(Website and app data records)
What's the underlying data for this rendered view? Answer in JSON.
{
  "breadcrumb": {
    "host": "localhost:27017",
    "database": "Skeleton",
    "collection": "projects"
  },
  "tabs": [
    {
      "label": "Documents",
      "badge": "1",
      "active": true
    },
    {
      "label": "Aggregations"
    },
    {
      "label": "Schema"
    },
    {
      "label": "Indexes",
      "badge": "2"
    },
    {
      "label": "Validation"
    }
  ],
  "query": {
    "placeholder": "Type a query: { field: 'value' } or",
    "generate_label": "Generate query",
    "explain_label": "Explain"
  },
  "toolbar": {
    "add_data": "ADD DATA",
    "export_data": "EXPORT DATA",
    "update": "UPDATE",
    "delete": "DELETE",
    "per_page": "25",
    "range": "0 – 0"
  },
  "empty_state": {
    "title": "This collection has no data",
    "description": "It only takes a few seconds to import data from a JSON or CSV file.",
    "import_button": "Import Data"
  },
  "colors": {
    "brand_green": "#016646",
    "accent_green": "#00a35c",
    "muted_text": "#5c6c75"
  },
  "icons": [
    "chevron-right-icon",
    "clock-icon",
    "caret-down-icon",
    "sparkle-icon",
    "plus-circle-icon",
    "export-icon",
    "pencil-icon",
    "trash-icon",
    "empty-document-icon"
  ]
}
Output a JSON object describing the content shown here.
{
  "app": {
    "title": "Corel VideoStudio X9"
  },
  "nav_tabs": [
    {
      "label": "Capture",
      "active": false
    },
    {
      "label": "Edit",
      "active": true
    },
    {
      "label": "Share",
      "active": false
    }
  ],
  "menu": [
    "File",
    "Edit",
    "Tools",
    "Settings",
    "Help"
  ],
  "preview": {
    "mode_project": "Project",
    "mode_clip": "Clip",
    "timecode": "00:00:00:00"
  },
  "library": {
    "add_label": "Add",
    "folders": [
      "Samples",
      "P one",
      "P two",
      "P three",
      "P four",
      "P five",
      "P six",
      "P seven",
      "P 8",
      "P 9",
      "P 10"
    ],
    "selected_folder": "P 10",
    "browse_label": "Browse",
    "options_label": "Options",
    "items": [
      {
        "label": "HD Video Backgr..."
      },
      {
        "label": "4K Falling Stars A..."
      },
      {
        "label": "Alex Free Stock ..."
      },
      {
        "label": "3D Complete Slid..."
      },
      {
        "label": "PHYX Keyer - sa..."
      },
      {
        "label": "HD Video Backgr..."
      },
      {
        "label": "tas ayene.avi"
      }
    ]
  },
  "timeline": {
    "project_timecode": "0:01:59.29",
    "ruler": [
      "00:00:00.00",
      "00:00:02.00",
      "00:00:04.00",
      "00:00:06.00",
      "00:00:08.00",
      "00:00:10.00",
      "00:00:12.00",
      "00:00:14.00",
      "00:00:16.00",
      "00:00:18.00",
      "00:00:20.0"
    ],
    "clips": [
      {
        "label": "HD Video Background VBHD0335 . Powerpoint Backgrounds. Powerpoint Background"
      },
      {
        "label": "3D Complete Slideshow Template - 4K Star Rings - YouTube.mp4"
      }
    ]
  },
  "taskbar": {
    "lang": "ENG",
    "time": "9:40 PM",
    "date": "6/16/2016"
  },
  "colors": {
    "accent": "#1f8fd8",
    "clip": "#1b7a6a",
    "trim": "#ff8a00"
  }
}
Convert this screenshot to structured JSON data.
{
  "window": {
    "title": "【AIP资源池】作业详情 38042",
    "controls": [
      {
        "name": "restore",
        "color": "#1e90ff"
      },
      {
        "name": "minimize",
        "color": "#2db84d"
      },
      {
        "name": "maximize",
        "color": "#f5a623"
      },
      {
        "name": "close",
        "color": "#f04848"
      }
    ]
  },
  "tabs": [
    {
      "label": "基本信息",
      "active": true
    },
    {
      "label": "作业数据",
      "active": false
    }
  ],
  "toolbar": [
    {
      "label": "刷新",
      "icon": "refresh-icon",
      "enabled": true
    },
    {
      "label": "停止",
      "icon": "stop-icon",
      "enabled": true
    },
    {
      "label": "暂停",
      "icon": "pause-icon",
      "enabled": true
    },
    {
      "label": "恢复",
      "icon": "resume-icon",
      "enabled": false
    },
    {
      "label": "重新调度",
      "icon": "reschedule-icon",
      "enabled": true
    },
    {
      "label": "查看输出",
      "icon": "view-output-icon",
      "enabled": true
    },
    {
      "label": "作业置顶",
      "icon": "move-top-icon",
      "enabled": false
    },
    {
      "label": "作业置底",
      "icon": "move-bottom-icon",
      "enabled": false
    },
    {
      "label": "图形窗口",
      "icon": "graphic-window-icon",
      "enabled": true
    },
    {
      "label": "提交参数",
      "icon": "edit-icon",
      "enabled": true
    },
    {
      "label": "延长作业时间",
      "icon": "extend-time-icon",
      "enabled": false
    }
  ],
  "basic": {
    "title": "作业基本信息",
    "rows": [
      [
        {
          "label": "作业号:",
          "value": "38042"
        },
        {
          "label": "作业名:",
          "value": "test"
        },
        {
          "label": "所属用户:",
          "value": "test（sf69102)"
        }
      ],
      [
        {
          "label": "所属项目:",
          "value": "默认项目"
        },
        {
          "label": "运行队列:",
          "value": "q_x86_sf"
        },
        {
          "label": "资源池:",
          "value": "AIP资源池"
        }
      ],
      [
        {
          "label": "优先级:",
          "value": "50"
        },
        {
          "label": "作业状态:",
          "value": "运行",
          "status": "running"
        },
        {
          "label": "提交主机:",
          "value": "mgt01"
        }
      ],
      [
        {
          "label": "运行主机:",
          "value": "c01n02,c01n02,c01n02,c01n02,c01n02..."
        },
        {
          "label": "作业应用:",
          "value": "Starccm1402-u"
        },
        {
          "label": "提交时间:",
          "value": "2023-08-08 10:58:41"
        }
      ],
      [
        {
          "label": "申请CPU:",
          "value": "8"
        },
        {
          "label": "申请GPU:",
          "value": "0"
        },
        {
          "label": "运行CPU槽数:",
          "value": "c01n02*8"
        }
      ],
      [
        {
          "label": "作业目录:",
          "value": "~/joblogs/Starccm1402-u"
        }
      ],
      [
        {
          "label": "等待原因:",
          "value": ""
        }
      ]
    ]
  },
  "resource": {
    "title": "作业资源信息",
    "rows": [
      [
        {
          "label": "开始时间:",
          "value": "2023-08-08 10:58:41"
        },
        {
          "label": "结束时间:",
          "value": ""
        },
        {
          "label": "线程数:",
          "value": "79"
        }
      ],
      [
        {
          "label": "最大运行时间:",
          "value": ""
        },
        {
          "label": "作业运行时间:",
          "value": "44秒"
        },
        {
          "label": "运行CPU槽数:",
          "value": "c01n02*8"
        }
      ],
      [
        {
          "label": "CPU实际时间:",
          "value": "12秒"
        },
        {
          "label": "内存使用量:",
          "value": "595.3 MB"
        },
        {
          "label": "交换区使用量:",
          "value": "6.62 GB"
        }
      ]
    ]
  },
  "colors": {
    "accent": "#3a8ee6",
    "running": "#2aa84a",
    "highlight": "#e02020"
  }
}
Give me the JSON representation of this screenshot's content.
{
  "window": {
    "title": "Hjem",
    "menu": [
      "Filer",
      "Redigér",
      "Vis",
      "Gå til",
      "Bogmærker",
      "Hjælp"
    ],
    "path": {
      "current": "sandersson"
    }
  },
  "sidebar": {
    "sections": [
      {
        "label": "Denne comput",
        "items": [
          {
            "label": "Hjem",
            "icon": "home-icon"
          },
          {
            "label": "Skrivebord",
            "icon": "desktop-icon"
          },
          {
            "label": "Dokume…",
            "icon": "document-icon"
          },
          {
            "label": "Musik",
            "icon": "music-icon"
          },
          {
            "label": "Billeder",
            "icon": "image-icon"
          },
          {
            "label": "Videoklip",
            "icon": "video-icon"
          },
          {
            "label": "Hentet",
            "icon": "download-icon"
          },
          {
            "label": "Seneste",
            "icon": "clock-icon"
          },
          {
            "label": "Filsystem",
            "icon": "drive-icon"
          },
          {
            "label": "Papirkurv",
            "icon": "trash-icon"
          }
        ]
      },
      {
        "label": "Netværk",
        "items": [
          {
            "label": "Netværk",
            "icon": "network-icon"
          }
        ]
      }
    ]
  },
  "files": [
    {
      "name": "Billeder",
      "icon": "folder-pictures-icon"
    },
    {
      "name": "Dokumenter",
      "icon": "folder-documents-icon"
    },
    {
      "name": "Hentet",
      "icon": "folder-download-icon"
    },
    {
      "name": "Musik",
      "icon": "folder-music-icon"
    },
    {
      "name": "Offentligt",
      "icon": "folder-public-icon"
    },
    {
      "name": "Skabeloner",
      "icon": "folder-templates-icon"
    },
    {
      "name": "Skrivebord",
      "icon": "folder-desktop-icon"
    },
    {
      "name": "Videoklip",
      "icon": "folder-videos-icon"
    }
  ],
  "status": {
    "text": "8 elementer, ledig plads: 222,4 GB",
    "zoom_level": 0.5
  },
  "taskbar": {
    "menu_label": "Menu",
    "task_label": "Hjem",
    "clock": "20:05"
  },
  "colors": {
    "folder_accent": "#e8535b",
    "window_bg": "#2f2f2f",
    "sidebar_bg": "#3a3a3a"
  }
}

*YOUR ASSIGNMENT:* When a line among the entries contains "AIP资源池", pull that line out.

*YOUR SOLUTION:*
    "title": "【AIP资源池】作业详情 38042",
          "value": "AIP资源池"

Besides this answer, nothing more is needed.